BS IEC 60951-1 pdf – Nuclear power plants — Instrumentation important to safety — Radiation monitoring for accident and post-accident conditions — Part 1: General requirements
4 Design principles
4.1 Basic requirements related to functions The main purpose of equipment for continuous monitoring of radioactivity in accident or post- accident conditions is to continuously measure radiation levels in appropriate areas and processes. These radiation measurements are displayed locally and/or in control rooms and/or incident control centers to keep plant operators aware of current radiological conditions. This information is used by operators to assess plant conditions, take appropriate actions in order to mitigate the consequences of a plant accident and prevent the inadvertent release of radiation, and by site emergency personnel, national authorities, for actions necessary to safeguard public and plant personnel. Therefore, the equipment concerned by this standard is capable of actuating alarms and providing inputs to other plant systems and processes to isolate processes at abnormal radiation levels. The basic requirements for the design, selection, testing, calibration and functional location of equipment for continuous monitoring of radioactivity in accident or post-accident conditions are plant specific. It is typically split into three key parts, effluent and ventilation radiation monitoring, process radiation monitoring, and area radiation monitoring:

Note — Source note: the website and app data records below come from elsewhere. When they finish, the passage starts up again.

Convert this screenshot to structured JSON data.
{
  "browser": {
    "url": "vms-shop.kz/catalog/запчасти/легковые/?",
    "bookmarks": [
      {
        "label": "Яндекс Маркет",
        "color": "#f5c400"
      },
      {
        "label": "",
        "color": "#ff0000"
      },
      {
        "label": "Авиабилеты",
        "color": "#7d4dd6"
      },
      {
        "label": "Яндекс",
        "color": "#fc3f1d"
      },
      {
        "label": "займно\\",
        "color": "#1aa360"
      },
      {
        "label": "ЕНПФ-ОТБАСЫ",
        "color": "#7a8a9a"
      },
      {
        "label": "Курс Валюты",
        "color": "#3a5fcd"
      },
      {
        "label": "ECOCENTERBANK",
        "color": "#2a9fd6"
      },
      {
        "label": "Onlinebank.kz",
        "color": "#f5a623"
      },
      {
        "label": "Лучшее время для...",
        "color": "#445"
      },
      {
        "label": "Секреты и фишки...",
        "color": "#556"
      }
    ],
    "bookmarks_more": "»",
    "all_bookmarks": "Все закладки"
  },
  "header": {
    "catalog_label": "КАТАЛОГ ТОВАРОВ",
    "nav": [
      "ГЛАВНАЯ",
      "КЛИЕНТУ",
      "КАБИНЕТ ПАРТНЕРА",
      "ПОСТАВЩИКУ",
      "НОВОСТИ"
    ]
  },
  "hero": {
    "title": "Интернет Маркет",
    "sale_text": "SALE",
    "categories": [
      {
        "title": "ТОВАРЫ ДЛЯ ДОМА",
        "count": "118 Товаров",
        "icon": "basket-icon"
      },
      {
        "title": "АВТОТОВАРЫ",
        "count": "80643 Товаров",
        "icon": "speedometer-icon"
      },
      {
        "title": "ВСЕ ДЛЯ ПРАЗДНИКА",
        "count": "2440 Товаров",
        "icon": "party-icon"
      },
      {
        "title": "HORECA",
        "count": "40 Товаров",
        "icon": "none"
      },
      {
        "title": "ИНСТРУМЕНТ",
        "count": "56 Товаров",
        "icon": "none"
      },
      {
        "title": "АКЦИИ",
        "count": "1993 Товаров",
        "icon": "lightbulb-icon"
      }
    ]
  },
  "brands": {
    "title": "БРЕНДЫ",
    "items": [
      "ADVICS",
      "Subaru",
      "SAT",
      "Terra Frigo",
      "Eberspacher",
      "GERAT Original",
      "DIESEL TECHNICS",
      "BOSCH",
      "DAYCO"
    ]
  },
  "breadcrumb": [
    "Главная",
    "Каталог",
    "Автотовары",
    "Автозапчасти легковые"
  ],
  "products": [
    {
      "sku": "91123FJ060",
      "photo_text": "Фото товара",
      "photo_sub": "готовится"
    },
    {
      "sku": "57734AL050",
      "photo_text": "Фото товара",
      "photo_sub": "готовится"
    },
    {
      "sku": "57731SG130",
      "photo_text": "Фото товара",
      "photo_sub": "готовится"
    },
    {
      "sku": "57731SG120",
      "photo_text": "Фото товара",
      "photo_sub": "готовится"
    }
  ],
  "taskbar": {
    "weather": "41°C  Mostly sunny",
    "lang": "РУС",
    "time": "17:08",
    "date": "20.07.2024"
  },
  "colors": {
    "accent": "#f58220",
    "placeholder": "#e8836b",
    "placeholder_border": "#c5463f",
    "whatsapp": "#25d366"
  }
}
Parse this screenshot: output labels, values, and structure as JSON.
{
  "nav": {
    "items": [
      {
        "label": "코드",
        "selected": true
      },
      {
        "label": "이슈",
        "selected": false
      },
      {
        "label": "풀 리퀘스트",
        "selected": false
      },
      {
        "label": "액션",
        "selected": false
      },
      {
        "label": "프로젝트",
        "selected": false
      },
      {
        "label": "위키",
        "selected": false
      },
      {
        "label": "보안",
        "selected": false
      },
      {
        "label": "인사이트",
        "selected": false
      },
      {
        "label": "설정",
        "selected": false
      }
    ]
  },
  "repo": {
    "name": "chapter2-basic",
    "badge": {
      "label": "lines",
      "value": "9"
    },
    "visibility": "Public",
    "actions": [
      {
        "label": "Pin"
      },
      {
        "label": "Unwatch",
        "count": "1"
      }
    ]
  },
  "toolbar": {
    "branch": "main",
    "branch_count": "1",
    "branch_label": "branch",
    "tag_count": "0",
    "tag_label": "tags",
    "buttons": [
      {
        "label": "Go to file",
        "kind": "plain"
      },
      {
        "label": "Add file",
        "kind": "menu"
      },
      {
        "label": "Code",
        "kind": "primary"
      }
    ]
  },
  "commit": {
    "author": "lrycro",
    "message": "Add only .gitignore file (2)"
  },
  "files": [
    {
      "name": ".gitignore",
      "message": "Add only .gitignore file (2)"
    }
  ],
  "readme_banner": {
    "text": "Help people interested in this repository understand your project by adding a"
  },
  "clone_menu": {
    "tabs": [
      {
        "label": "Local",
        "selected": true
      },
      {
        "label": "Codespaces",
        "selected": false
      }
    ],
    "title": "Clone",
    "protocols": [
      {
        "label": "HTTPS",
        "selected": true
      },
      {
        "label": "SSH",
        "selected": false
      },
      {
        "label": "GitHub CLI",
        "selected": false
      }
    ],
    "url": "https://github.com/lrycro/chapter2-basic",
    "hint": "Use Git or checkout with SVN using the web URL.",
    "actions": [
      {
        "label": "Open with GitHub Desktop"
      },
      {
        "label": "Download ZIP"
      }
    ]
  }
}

• Effluent and ventilation radiation monitors measure the radioactivity in gases released into the environment in accident and post-accident conditions to ensure that the radiation levels are not hazardous to the public’s safety and to help in early warning and process isolations, such as containment vent isolation or control room habitability. Effluent radiation monitors are usually of the off-line type (radioactivity is measured in a sample drawn from the effluent or ventilation system).
• Process radiation monitors measure the radioactivity in a fluid (either gas, liquid or steam) and are normally used in plant process to help in early warning and process isolations, such as detecting reactor coolant pressure boundary leaks into containment and other systems. Process radiation monitors can be classified into three basic types:
• In-line monitors: the detector is located directly in the process stream (pipe, stack, tank, duct, etc.).
• On-line monitors: the detector directly faces the process stream.
• Off-line monitors: a sample is drawn from the process stream to the detector located at some distance.
• Area radiation monitors (wide range type) are strategically located within buildings subject to high range dose rates in accident and post-accident conditions, such as the reactor building, and serve as post-accident monitoring devices. Area radiation monitors are wall mounted in the area or tank to be monitored. Depending on the radiation level at the detector position, the electronics part of the monitor may be located at some distance from the detector. For the purpose of critical data collection, these monitors are usually designed to withstand adverse environmental and seismic conditions, during and after an accident. Radiation monitoring requirements and radiation monitoring system design should be addressed early in Plant design to establish effective monitoring at the appropriate sensitivity evel. Thus, for maximum performance capability, the following procedure should be followed by the purchaser and the manufacturer: • Establish the required measurement characteristics (purchaser):
• Determine the scenarios of normal and accidental operations, and the corresponding source terms (main isotopes to be measured by the monitor), including their chemical composition.
• Determine the essential information required by the plant operator or the control system to initiate emergency actions, the functions assigned to the equipment for continuous radiation monitoring and classify them according to IEC 61 226 guidance.
• Determine the optimum points of measurement taking into account installation conditions (location, interfaces to plant protection features, ambient conditions and qualification requirements, electrical connections through safety barriers, etc.).
• Calculate the activity transfers (propagation through pipes or ducts and through the safety barriers), in order to determine the activity spectrums and the background at the point of measurement.
• Determine the time profile of the postulated release and the required range of measurement and response time of the complete channel (including the sampling system, if any, and the time to send or to display the information to the plant operator or the control system).
• Determine the gross characteristics of the detectors (type of radiation and measurement, sensitivity and range of measurement, energy response and overload performance, etc.) and of the sampling system, if any.